EXERCISE OBJECTIVE:
Which lines in the records below mention the word "accent"? Copy each one out.

(Recorded data)
==================================================

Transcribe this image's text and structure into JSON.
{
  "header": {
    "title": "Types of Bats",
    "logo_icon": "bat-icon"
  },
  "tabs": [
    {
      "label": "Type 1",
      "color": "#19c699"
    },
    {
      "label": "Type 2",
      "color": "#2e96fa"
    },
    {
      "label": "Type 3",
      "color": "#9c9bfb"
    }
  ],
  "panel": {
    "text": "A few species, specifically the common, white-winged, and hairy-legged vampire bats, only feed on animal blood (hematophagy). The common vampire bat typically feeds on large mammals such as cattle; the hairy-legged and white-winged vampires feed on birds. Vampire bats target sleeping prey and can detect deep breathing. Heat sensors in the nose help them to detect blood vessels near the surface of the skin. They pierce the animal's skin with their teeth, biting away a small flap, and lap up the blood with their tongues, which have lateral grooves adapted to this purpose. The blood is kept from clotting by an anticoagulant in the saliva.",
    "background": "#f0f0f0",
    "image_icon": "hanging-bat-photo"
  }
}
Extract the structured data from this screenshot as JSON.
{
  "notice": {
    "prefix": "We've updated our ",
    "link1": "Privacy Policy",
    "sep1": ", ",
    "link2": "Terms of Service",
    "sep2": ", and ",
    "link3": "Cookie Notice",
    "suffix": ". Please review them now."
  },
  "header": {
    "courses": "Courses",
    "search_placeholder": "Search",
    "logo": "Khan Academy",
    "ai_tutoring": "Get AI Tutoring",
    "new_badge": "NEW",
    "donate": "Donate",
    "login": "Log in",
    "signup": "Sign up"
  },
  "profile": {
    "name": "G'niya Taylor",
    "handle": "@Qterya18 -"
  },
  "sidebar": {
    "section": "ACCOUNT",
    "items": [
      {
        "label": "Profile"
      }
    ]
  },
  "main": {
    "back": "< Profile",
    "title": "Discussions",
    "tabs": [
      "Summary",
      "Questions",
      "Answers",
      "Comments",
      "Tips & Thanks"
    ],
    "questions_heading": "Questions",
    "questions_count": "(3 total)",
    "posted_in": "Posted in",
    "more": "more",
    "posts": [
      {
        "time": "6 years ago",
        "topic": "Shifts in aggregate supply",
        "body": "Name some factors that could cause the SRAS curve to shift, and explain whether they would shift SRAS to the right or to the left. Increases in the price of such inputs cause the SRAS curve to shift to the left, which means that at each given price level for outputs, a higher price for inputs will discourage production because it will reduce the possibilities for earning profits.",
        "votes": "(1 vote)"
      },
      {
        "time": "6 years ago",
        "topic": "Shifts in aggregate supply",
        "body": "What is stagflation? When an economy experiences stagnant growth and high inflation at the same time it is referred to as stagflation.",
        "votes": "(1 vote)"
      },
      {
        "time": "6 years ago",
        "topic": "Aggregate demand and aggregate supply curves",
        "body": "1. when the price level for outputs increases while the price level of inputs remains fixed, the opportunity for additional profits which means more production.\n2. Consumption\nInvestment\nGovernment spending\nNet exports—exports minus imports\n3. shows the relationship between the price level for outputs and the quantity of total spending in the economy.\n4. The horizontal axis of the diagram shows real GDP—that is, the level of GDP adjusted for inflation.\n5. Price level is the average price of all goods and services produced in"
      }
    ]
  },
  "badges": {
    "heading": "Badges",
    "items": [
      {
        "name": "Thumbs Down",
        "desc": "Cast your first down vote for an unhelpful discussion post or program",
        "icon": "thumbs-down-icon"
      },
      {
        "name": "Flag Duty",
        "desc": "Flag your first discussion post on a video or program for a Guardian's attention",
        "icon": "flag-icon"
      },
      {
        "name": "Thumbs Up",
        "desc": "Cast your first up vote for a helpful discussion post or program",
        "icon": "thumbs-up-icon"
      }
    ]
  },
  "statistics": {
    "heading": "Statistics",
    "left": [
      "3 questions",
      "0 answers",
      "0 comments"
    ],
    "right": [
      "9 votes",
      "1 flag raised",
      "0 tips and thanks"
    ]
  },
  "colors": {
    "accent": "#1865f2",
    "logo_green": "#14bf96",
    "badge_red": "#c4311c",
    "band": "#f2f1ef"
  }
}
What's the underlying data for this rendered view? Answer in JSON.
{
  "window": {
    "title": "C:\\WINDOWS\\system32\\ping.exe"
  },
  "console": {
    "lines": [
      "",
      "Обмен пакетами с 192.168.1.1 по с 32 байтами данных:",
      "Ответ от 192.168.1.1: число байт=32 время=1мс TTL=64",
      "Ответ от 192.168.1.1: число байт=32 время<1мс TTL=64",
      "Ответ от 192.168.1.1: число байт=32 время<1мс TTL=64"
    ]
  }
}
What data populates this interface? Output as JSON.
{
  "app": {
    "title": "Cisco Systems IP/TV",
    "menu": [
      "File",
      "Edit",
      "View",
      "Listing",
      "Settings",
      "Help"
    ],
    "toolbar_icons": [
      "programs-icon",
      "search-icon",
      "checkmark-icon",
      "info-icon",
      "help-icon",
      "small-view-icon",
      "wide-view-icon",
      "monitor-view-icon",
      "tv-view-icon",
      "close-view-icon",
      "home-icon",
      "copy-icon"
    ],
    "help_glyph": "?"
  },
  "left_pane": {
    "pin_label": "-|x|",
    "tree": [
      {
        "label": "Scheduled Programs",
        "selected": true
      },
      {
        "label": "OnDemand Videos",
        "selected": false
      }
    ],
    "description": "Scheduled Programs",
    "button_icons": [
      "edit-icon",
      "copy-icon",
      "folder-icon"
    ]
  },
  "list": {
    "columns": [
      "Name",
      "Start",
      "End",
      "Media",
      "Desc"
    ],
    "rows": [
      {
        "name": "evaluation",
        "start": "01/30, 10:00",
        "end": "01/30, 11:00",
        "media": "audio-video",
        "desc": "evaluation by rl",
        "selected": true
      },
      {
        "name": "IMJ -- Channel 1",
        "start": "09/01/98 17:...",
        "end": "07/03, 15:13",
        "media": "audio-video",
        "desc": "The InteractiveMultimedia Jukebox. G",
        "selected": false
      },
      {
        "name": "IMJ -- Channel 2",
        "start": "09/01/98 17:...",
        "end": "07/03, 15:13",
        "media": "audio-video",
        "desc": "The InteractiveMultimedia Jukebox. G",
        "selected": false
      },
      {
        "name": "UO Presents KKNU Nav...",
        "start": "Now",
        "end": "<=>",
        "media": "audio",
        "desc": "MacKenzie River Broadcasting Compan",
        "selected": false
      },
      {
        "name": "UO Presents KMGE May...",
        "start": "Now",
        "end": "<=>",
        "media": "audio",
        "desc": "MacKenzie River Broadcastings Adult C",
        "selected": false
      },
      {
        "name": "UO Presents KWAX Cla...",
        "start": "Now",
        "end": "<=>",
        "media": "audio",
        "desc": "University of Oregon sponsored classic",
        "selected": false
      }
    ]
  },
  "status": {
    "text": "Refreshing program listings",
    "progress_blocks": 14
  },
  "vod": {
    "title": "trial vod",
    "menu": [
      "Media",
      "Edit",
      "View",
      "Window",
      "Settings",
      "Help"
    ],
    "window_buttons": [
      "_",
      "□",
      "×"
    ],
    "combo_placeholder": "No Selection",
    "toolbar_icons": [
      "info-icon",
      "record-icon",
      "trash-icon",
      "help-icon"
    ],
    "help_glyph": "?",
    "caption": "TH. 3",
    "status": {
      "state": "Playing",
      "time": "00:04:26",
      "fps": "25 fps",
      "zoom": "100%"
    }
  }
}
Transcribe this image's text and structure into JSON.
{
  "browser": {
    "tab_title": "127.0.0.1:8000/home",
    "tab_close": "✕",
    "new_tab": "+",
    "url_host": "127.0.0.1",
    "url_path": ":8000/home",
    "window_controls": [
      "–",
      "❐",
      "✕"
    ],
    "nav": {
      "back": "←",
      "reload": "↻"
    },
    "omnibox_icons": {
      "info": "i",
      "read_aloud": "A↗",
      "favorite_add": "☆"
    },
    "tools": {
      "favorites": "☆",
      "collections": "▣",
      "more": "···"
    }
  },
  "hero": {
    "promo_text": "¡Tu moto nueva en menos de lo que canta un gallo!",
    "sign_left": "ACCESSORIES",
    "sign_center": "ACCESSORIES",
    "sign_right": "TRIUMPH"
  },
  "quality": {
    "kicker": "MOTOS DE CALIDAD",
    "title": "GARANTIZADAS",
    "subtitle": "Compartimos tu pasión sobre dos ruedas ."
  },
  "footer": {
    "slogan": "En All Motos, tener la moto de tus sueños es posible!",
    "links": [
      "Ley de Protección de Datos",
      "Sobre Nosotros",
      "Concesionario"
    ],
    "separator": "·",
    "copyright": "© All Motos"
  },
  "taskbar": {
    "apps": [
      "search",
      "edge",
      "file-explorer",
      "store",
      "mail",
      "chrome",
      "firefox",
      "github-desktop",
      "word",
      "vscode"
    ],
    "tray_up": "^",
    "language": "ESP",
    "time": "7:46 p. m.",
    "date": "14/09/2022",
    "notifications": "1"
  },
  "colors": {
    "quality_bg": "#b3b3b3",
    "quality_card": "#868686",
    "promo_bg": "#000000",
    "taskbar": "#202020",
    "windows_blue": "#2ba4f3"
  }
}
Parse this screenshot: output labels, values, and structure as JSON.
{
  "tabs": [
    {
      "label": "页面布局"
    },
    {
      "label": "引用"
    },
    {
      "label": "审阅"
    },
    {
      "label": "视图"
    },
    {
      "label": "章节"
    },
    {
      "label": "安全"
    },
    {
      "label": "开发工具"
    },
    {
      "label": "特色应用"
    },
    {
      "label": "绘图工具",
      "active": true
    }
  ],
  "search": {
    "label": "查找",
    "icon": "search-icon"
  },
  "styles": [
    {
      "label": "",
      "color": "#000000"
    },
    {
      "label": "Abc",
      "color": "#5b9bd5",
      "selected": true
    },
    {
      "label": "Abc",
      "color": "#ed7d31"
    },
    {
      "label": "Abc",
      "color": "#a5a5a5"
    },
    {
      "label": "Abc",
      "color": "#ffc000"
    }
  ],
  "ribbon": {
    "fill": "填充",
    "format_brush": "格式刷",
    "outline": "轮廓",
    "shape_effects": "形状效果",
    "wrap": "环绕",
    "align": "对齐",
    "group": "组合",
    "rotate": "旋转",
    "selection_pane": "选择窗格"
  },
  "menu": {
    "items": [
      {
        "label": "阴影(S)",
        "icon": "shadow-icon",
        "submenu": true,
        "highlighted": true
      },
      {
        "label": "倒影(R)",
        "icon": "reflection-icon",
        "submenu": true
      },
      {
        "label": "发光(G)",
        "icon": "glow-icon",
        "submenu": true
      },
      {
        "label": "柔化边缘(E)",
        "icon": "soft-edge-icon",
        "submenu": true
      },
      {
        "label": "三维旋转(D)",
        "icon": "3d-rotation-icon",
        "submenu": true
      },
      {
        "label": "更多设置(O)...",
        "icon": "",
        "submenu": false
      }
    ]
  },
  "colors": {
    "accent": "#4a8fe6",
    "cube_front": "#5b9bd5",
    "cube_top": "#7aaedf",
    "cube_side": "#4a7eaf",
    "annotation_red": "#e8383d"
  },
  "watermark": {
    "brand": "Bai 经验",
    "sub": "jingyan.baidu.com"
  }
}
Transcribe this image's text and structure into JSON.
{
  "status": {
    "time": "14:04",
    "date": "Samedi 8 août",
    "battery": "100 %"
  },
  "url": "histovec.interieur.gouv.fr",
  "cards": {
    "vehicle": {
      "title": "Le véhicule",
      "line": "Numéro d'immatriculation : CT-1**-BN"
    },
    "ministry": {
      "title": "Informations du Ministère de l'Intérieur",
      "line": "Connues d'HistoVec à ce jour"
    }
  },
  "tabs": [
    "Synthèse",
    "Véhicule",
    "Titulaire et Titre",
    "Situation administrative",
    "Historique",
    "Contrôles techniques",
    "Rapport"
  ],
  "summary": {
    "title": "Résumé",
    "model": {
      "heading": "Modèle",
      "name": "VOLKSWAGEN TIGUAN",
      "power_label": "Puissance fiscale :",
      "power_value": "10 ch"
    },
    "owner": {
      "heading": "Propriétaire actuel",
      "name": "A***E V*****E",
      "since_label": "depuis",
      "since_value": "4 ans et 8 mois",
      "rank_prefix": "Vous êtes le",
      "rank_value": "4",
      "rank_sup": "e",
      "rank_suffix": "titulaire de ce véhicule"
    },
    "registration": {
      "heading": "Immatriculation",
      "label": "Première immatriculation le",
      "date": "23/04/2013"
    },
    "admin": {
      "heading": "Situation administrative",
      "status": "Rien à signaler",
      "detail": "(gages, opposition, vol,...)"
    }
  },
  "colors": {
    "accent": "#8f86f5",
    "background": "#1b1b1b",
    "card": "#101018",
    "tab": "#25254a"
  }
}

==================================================

SOLUTION:
    "accent": "#1865f2",
    "accent": "#4a8fe6",
    "accent": "#8f86f5",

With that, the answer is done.